| Data in this exercise |
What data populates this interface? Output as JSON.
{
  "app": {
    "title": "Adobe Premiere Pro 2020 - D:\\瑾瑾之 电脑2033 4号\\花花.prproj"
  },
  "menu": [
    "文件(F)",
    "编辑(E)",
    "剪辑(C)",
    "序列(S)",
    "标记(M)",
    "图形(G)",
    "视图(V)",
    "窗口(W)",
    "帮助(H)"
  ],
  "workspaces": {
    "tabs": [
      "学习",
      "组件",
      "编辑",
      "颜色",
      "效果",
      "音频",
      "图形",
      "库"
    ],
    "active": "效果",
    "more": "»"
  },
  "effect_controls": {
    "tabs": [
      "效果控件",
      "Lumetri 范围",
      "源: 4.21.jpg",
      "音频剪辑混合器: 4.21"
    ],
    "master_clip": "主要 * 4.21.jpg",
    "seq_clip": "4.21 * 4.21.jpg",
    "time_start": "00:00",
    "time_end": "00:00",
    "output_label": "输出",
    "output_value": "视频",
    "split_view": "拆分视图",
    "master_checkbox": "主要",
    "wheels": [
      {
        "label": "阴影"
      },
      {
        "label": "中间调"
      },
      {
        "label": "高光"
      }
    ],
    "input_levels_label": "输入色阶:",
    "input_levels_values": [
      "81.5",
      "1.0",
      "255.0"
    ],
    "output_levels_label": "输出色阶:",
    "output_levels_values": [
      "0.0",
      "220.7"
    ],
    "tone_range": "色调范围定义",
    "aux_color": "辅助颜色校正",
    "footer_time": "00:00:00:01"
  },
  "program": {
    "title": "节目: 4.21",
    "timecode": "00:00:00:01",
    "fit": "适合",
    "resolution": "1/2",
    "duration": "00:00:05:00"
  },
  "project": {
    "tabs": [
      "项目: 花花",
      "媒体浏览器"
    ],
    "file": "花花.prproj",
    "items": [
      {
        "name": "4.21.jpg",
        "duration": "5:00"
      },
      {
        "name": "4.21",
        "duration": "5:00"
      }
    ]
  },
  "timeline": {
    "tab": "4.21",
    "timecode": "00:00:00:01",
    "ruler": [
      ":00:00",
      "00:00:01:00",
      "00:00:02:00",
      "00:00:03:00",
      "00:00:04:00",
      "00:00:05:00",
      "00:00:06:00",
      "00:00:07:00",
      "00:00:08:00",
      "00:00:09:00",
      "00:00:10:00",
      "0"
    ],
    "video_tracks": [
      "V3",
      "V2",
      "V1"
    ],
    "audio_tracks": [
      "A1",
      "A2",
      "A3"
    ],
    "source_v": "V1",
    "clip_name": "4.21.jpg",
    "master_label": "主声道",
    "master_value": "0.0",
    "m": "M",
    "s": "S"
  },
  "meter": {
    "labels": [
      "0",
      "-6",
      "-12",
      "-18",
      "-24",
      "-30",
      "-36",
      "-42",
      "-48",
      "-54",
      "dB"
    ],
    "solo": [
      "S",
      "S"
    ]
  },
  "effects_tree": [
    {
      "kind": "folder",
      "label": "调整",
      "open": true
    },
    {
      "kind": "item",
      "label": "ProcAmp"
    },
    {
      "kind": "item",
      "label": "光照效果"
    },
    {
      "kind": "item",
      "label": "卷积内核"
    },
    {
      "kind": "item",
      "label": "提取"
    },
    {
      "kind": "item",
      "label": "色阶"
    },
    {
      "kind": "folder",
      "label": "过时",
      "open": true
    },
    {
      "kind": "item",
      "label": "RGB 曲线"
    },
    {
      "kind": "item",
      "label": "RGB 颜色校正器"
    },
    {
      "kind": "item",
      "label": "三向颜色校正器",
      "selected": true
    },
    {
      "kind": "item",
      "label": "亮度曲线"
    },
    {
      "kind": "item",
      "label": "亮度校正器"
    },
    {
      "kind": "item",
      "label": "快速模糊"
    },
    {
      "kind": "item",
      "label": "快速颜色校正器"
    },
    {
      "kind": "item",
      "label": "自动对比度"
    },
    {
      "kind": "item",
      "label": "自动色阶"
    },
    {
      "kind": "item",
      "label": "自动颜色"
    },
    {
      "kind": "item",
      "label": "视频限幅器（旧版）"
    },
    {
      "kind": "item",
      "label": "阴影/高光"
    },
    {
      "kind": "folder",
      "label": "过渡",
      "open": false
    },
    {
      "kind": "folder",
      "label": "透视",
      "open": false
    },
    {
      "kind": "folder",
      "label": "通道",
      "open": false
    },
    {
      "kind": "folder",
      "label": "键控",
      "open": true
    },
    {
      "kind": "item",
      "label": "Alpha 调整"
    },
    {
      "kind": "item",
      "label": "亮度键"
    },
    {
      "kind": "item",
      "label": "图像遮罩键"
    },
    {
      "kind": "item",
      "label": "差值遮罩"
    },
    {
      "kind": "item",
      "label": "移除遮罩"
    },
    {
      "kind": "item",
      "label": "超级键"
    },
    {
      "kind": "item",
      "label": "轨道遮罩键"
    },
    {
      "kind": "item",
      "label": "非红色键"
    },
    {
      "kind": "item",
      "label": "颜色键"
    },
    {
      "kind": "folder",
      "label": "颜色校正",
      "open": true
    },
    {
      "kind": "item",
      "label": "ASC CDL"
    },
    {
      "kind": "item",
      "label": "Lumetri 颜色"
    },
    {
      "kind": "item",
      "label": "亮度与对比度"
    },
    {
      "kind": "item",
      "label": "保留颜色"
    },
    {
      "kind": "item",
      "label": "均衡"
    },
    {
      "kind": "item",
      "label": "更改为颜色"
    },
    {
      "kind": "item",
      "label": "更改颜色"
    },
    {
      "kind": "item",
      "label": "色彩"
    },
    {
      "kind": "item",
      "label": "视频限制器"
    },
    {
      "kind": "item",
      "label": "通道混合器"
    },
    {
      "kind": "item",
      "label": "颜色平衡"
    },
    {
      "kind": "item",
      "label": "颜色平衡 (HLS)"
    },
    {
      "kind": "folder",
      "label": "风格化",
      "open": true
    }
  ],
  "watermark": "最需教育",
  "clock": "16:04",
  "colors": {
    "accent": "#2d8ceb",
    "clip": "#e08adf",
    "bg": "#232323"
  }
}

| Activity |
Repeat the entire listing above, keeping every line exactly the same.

| The answer |
What data populates this interface? Output as JSON.
{
  "app": {
    "title": "Adobe Premiere Pro 2020 - D:\\瑾瑾之 电脑2033 4号\\花花.prproj"
  },
  "menu": [
    "文件(F)",
    "编辑(E)",
    "剪辑(C)",
    "序列(S)",
    "标记(M)",
    "图形(G)",
    "视图(V)",
    "窗口(W)",
    "帮助(H)"
  ],
  "workspaces": {
    "tabs": [
      "学习",
      "组件",
      "编辑",
      "颜色",
      "效果",
      "音频",
      "图形",
      "库"
    ],
    "active": "效果",
    "more": "»"
  },
  "effect_controls": {
    "tabs": [
      "效果控件",
      "Lumetri 范围",
      "源: 4.21.jpg",
      "音频剪辑混合器: 4.21"
    ],
    "master_clip": "主要 * 4.21.jpg",
    "seq_clip": "4.21 * 4.21.jpg",
    "time_start": "00:00",
    "time_end": "00:00",
    "output_label": "输出",
    "output_value": "视频",
    "split_view": "拆分视图",
    "master_checkbox": "主要",
    "wheels": [
      {
        "label": "阴影"
      },
      {
        "label": "中间调"
      },
      {
        "label": "高光"
      }
    ],
    "input_levels_label": "输入色阶:",
    "input_levels_values": [
      "81.5",
      "1.0",
      "255.0"
    ],
    "output_levels_label": "输出色阶:",
    "output_levels_values": [
      "0.0",
      "220.7"
    ],
    "tone_range": "色调范围定义",
    "aux_color": "辅助颜色校正",
    "footer_time": "00:00:00:01"
  },
  "program": {
    "title": "节目: 4.21",
    "timecode": "00:00:00:01",
    "fit": "适合",
    "resolution": "1/2",
    "duration": "00:00:05:00"
  },
  "project": {
    "tabs": [
      "项目: 花花",
      "媒体浏览器"
    ],
    "file": "花花.prproj",
    "items": [
      {
        "name": "4.21.jpg",
        "duration": "5:00"
      },
      {
        "name": "4.21",
        "duration": "5:00"
      }
    ]
  },
  "timeline": {
    "tab": "4.21",
    "timecode": "00:00:00:01",
    "ruler": [
      ":00:00",
      "00:00:01:00",
      "00:00:02:00",
      "00:00:03:00",
      "00:00:04:00",
      "00:00:05:00",
      "00:00:06:00",
      "00:00:07:00",
      "00:00:08:00",
      "00:00:09:00",
      "00:00:10:00",
      "0"
    ],
    "video_tracks": [
      "V3",
      "V2",
      "V1"
    ],
    "audio_tracks": [
      "A1",
      "A2",
      "A3"
    ],
    "source_v": "V1",
    "clip_name": "4.21.jpg",
    "master_label": "主声道",
    "master_value": "0.0",
    "m": "M",
    "s": "S"
  },
  "meter": {
    "labels": [
      "0",
      "-6",
      "-12",
      "-18",
      "-24",
      "-30",
      "-36",
      "-42",
      "-48",
      "-54",
      "dB"
    ],
    "solo": [
      "S",
      "S"
    ]
  },
  "effects_tree": [
    {
      "kind": "folder",
      "label": "调整",
      "open": true
    },
    {
      "kind": "item",
      "label": "ProcAmp"
    },
    {
      "kind": "item",
      "label": "光照效果"
    },
    {
      "kind": "item",
      "label": "卷积内核"
    },
    {
      "kind": "item",
      "label": "提取"
    },
    {
      "kind": "item",
      "label": "色阶"
    },
    {
      "kind": "folder",
      "label": "过时",
      "open": true
    },
    {
      "kind": "item",
      "label": "RGB 曲线"
    },
    {
      "kind": "item",
      "label": "RGB 颜色校正器"
    },
    {
      "kind": "item",
      "label": "三向颜色校正器",
      "selected": true
    },
    {
      "kind": "item",
      "label": "亮度曲线"
    },
    {
      "kind": "item",
      "label": "亮度校正器"
    },
    {
      "kind": "item",
      "label": "快速模糊"
    },
    {
      "kind": "item",
      "label": "快速颜色校正器"
    },
    {
      "kind": "item",
      "label": "自动对比度"
    },
    {
      "kind": "item",
      "label": "自动色阶"
    },
    {
      "kind": "item",
      "label": "自动颜色"
    },
    {
      "kind": "item",
      "label": "视频限幅器（旧版）"
    },
    {
      "kind": "item",
      "label": "阴影/高光"
    },
    {
      "kind": "folder",
      "label": "过渡",
      "open": false
    },
    {
      "kind": "folder",
      "label": "透视",
      "open": false
    },
    {
      "kind": "folder",
      "label": "通道",
      "open": false
    },
    {
      "kind": "folder",
      "label": "键控",
      "open": true
    },
    {
      "kind": "item",
      "label": "Alpha 调整"
    },
    {
      "kind": "item",
      "label": "亮度键"
    },
    {
      "kind": "item",
      "label": "图像遮罩键"
    },
    {
      "kind": "item",
      "label": "差值遮罩"
    },
    {
      "kind": "item",
      "label": "移除遮罩"
    },
    {
      "kind": "item",
      "label": "超级键"
    },
    {
      "kind": "item",
      "label": "轨道遮罩键"
    },
    {
      "kind": "item",
      "label": "非红色键"
    },
    {
      "kind": "item",
      "label": "颜色键"
    },
    {
      "kind": "folder",
      "label": "颜色校正",
      "open": true
    },
    {
      "kind": "item",
      "label": "ASC CDL"
    },
    {
      "kind": "item",
      "label": "Lumetri 颜色"
    },
    {
      "kind": "item",
      "label": "亮度与对比度"
    },
    {
      "kind": "item",
      "label": "保留颜色"
    },
    {
      "kind": "item",
      "label": "均衡"
    },
    {
      "kind": "item",
      "label": "更改为颜色"
    },
    {
      "kind": "item",
      "label": "更改颜色"
    },
    {
      "kind": "item",
      "label": "色彩"
    },
    {
      "kind": "item",
      "label": "视频限制器"
    },
    {
      "kind": "item",
      "label": "通道混合器"
    },
    {
      "kind": "item",
      "label": "颜色平衡"
    },
    {
      "kind": "item",
      "label": "颜色平衡 (HLS)"
    },
    {
      "kind": "folder",
      "label": "风格化",
      "open": true
    }
  ],
  "watermark": "最需教育",
  "clock": "16:04",
  "colors": {
    "accent": "#2d8ceb",
    "clip": "#e08adf",
    "bg": "#232323"
  }
}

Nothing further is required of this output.